### Exercise aim
In the copy, keep every record exact and leave out all images.

#### Provided records ####

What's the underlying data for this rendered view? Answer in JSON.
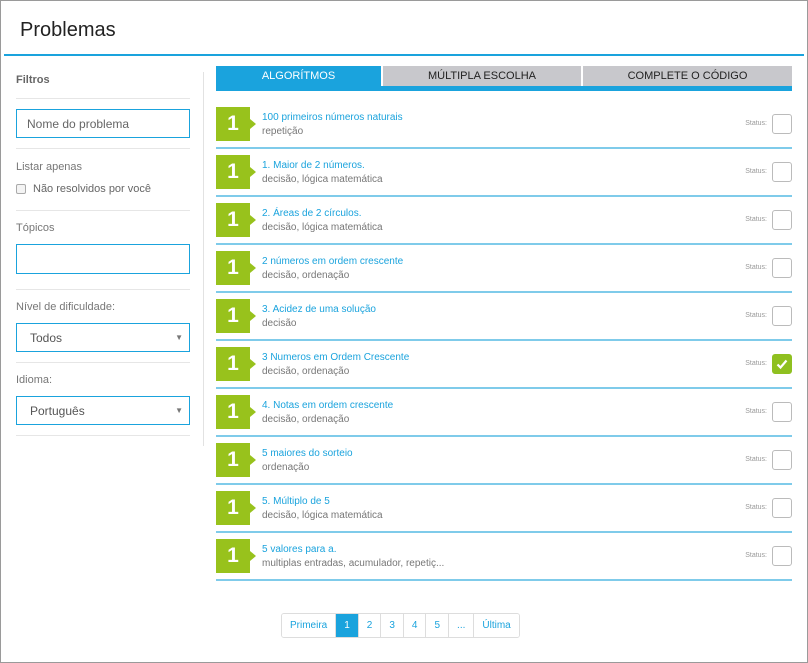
{
  "page": {
    "title": "Problemas"
  },
  "filters": {
    "title": "Filtros",
    "name_placeholder": "Nome do problema",
    "list_label": "Listar apenas",
    "unsolved_label": "Não resolvidos por você",
    "topics_label": "Tópicos",
    "topics_value": "",
    "difficulty_label": "Nível de dificuldade:",
    "difficulty_value": "Todos",
    "language_label": "Idioma:",
    "language_value": "Português"
  },
  "tabs": [
    {
      "label": "ALGORÍTMOS",
      "active": true
    },
    {
      "label": "MÚLTIPLA ESCOLHA",
      "active": false
    },
    {
      "label": "COMPLETE O CÓDIGO",
      "active": false
    }
  ],
  "status_label": "Status:",
  "problems": [
    {
      "level": "1",
      "name": "100 primeiros números naturais",
      "tags": "repetição",
      "solved": false
    },
    {
      "level": "1",
      "name": "1. Maior de 2 números.",
      "tags": "decisão, lógica matemática",
      "solved": false
    },
    {
      "level": "1",
      "name": "2. Áreas de 2 círculos.",
      "tags": "decisão, lógica matemática",
      "solved": false
    },
    {
      "level": "1",
      "name": "2 números em ordem crescente",
      "tags": "decisão, ordenação",
      "solved": false
    },
    {
      "level": "1",
      "name": "3. Acidez de uma solução",
      "tags": "decisão",
      "solved": false
    },
    {
      "level": "1",
      "name": "3 Numeros em Ordem Crescente",
      "tags": "decisão, ordenação",
      "solved": true
    },
    {
      "level": "1",
      "name": "4. Notas em ordem crescente",
      "tags": "decisão, ordenação",
      "solved": false
    },
    {
      "level": "1",
      "name": "5 maiores do sorteio",
      "tags": "ordenação",
      "solved": false
    },
    {
      "level": "1",
      "name": "5. Múltiplo de 5",
      "tags": "decisão, lógica matemática",
      "solved": false
    },
    {
      "level": "1",
      "name": "5 valores para a.",
      "tags": "multiplas entradas, acumulador, repetiç...",
      "solved": false
    }
  ],
  "pagination": {
    "first": "Primeira",
    "pages": [
      "1",
      "2",
      "3",
      "4",
      "5",
      "..."
    ],
    "active_page": "1",
    "last": "Última"
  },
  "colors": {
    "accent": "#1aa3dd",
    "badge": "#98c21c",
    "tab_inactive": "#c8c8cc"
  },
  "icons": {
    "solved": "check-icon",
    "dropdown": "caret-down-icon"
  }
}
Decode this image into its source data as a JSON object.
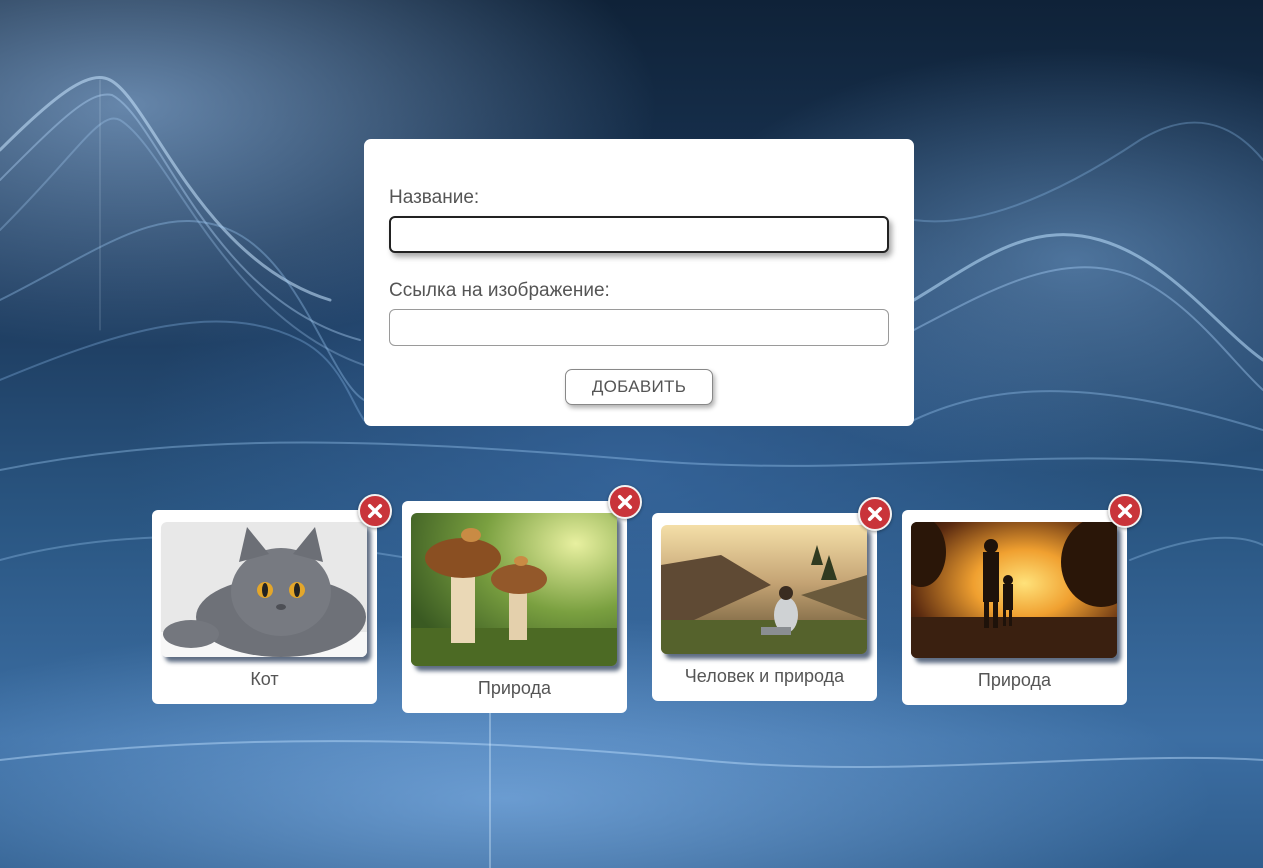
{
  "form": {
    "title_label": "Название:",
    "title_value": "",
    "link_label": "Ссылка на изображение:",
    "link_value": "",
    "submit_label": "ДОБАВИТЬ"
  },
  "cards": [
    {
      "caption": "Кот",
      "image_icon": "cat-photo",
      "delete_icon": "close-icon"
    },
    {
      "caption": "Природа",
      "image_icon": "mushrooms-photo",
      "delete_icon": "close-icon"
    },
    {
      "caption": "Человек и природа",
      "image_icon": "mountain-view-photo",
      "delete_icon": "close-icon"
    },
    {
      "caption": "Природа",
      "image_icon": "sunset-walk-photo",
      "delete_icon": "close-icon"
    }
  ],
  "colors": {
    "delete_button": "#c9343a",
    "card_background": "#ffffff",
    "text": "#555555"
  }
}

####

### Reply
What's the underlying data for this rendered view? Answer in JSON.
{
  "page": {
    "title": "Problemas"
  },
  "filters": {
    "title": "Filtros",
    "name_placeholder": "Nome do problema",
    "list_label": "Listar apenas",
    "unsolved_label": "Não resolvidos por você",
    "topics_label": "Tópicos",
    "topics_value": "",
    "difficulty_label": "Nível de dificuldade:",
    "difficulty_value": "Todos",
    "language_label": "Idioma:",
    "language_value": "Português"
  },
  "tabs": [
    {
      "label": "ALGORÍTMOS",
      "active": true
    },
    {
      "label": "MÚLTIPLA ESCOLHA",
      "active": false
    },
    {
      "label": "COMPLETE O CÓDIGO",
      "active": false
    }
  ],
  "status_label": "Status:",
  "problems": [
    {
      "level": "1",
      "name": "100 primeiros números naturais",
      "tags": "repetição",
      "solved": false
    },
    {
      "level": "1",
      "name": "1. Maior de 2 números.",
      "tags": "decisão, lógica matemática",
      "solved": false
    },
    {
      "level": "1",
      "name": "2. Áreas de 2 círculos.",
      "tags": "decisão, lógica matemática",
      "solved": false
    },
    {
      "level": "1",
      "name": "2 números em ordem crescente",
      "tags": "decisão, ordenação",
      "solved": false
    },
    {
      "level": "1",
      "name": "3. Acidez de uma solução",
      "tags": "decisão",
      "solved": false
    },
    {
      "level": "1",
      "name": "3 Numeros em Ordem Crescente",
      "tags": "decisão, ordenação",
      "solved": true
    },
    {
      "level": "1",
      "name": "4. Notas em ordem crescente",
      "tags": "decisão, ordenação",
      "solved": false
    },
    {
      "level": "1",
      "name": "5 maiores do sorteio",
      "tags": "ordenação",
      "solved": false
    },
    {
      "level": "1",
      "name": "5. Múltiplo de 5",
      "tags": "decisão, lógica matemática",
      "solved": false
    },
    {
      "level": "1",
      "name": "5 valores para a.",
      "tags": "multiplas entradas, acumulador, repetiç...",
      "solved": false
    }
  ],
  "pagination": {
    "first": "Primeira",
    "pages": [
      "1",
      "2",
      "3",
      "4",
      "5",
      "..."
    ],
    "active_page": "1",
    "last": "Última"
  },
  "colors": {
    "accent": "#1aa3dd",
    "badge": "#98c21c",
    "tab_inactive": "#c8c8cc"
  },
  "icons": {
    "solved": "check-icon",
    "dropdown": "caret-down-icon"
  }
}
Decode this image into its source data as a JSON object.
{
  "form": {
    "title_label": "Название:",
    "title_value": "",
    "link_label": "Ссылка на изображение:",
    "link_value": "",
    "submit_label": "ДОБАВИТЬ"
  },
  "cards": [
    {
      "caption": "Кот",
      "image_icon": "cat-photo",
      "delete_icon": "close-icon"
    },
    {
      "caption": "Природа",
      "image_icon": "mushrooms-photo",
      "delete_icon": "close-icon"
    },
    {
      "caption": "Человек и природа",
      "image_icon": "mountain-view-photo",
      "delete_icon": "close-icon"
    },
    {
      "caption": "Природа",
      "image_icon": "sunset-walk-photo",
      "delete_icon": "close-icon"
    }
  ],
  "colors": {
    "delete_button": "#c9343a",
    "card_background": "#ffffff",
    "text": "#555555"
  }
}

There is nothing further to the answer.